This past month, the Alliance participated in two important conferences which brought together educators, social workers, advocates and youth to share best practices for improving the education outcomes of children and youth in foster care.
The 2016 California Foster Youth Education Summit took place on April 11th and 12th in Sacramento. This year’s summit, put on by the California Foster Youth Education Task Force which is co-chaired by Alliance Senior Policy Attorney Molly Dunn, focused on partnership, practice and capacity building to move implementation of the state’s sweeping education reform effort, known as the Local Control Funding Formula, forward for students in foster care. With 820 attendees from 52 counties throughout California, this was the biggest summit yet.
The keynote address was delivered by Chadwick Sapenter, a former foster youth turned entrepreneur who shared how meaningful connections with, and words of encouragement from, adults in his life helped him to persevere and find his life’s purpose. Mr. Sapenter also conducted two workshops for the 140 current and former foster youth who attended the summit. Thirty-eight other workshops were offered at the summit, nine of which were conducted by members of the Alliance team. Jill Rowland, the Alliance’s Education Program Director, gave several workshops that highlighted how the Foster Youth Education Toolkit can be used by school districts to successfully implement LCFF. Danielle Tenner, Staff Attorney, was a panelist in a session on supporting LCFF implementation through collaborative technical assistance. Alliance Social Worker Barbara Facher presented Parenting Foster Youth and College: Challenges and Opportunities in conjunction with Public Council social worker Mara Ziegler. Staff Attorney Alaina Moonves Leb did a Know Your Rights session and also spoke on another panel about the Alliance’s partnership UCLA and First Star to prepare foster youth for college. Finally, Molly Dunn offered a session, Early Learning and Development for Foster Children: Leveraging LCFF to Bridge the Child Care Gap, during which she spoke about a budget request currently before the legislature that would improve access to subsidized child care for young foster children.
Finally, the summit concluded with a lobby day at the State Capitol. Eighty youth and supportive adults met with over 30 members of the legislature seeking their aye vote on two bills that will help foster youth complete college degrees. AB 2506 (Thurmond) would make financial assistance for foster youth, the Chafee Education and Training Vouchers, available to all foster youth who meet the eligibility requirements of the grant. Currently, one in four youth who apply do not receive a grant due to lack of funds. SB 906 (Beall) would preserve priority registration for foster youth at California’s community colleges, state universities, and universities. A group of youth also had an opportunity to testify before the Assembly Higher Education Committee in support of AB 2506.
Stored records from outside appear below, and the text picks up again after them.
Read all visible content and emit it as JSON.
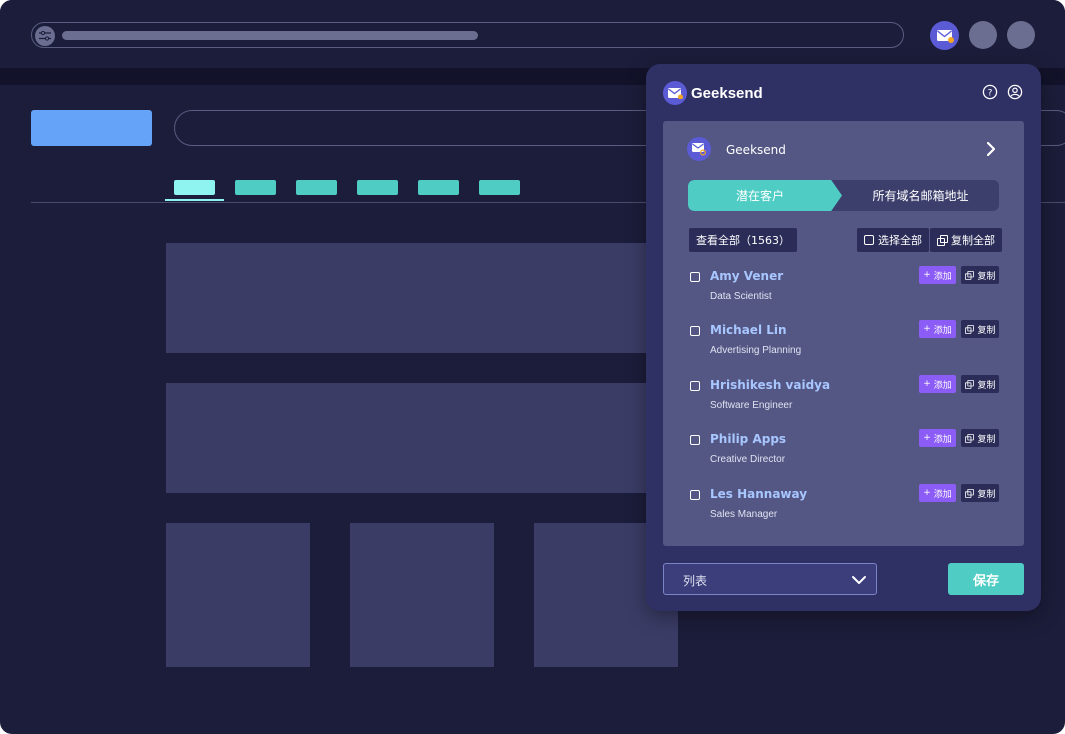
{
  "browser": {
    "icons": [
      "settings-sliders-icon",
      "geeksend-mail-icon",
      "extension-icon"
    ]
  },
  "extension": {
    "brand_name": "Geeksend",
    "header_icons": [
      "help-icon",
      "account-icon"
    ],
    "site": {
      "name": "Geeksend",
      "icon": "chevron-right-icon"
    },
    "tabs": [
      {
        "label": "潜在客户",
        "active": true
      },
      {
        "label": "所有域名邮箱地址",
        "active": false
      }
    ],
    "view_all_label": "查看全部（1563）",
    "select_all_label": "选择全部",
    "copy_all_label": "复制全部",
    "contacts": [
      {
        "name": "Amy Vener",
        "title": "Data Scientist",
        "add_label": "添加",
        "copy_label": "复制"
      },
      {
        "name": "Michael Lin",
        "title": "Advertising Planning",
        "add_label": "添加",
        "copy_label": "复制"
      },
      {
        "name": "Hrishikesh vaidya",
        "title": "Software Engineer",
        "add_label": "添加",
        "copy_label": "复制"
      },
      {
        "name": "Philip Apps",
        "title": "Creative Director",
        "add_label": "添加",
        "copy_label": "复制"
      },
      {
        "name": "Les Hannaway",
        "title": "Sales Manager",
        "add_label": "添加",
        "copy_label": "复制"
      }
    ],
    "list_select": {
      "value": "列表",
      "icon": "chevron-down-icon"
    },
    "save_label": "保存",
    "colors": {
      "accent_teal": "#4fcdc4",
      "add_purple": "#8b5cf6",
      "panel_bg": "#2f3064",
      "name_blue": "#a8c6ff"
    }
  }
}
Members of the Alliance staff also attended and contributed to Piecing It Together: Educating Students Experiencing Homelessness or in Foster Care. Held on May 5th at The California Endowment, this regional symposium for southern California was put on by six county offices of education. Two Alliance clients and Opportunity Youth Collaborative Young Leaders, Maria and Denisse, spoke as part of the youth panel. Alliance staff presented in multiple sessions. Senior Policy Attorney Molly Dunn led a workshop, Understanding the Changing Landscape of the Child Welfare System in California and the Implications for Schools. Staff Attorney Amy Mejia was on a panel discussion titled Supporting Parents and Caregivers of Young Children During the Early Years. Education Program Director Jill Rowland and Staff Attorney Danielle Tenner presented Education Laws Designed to Support Foster, Probation, and Homeless Youth.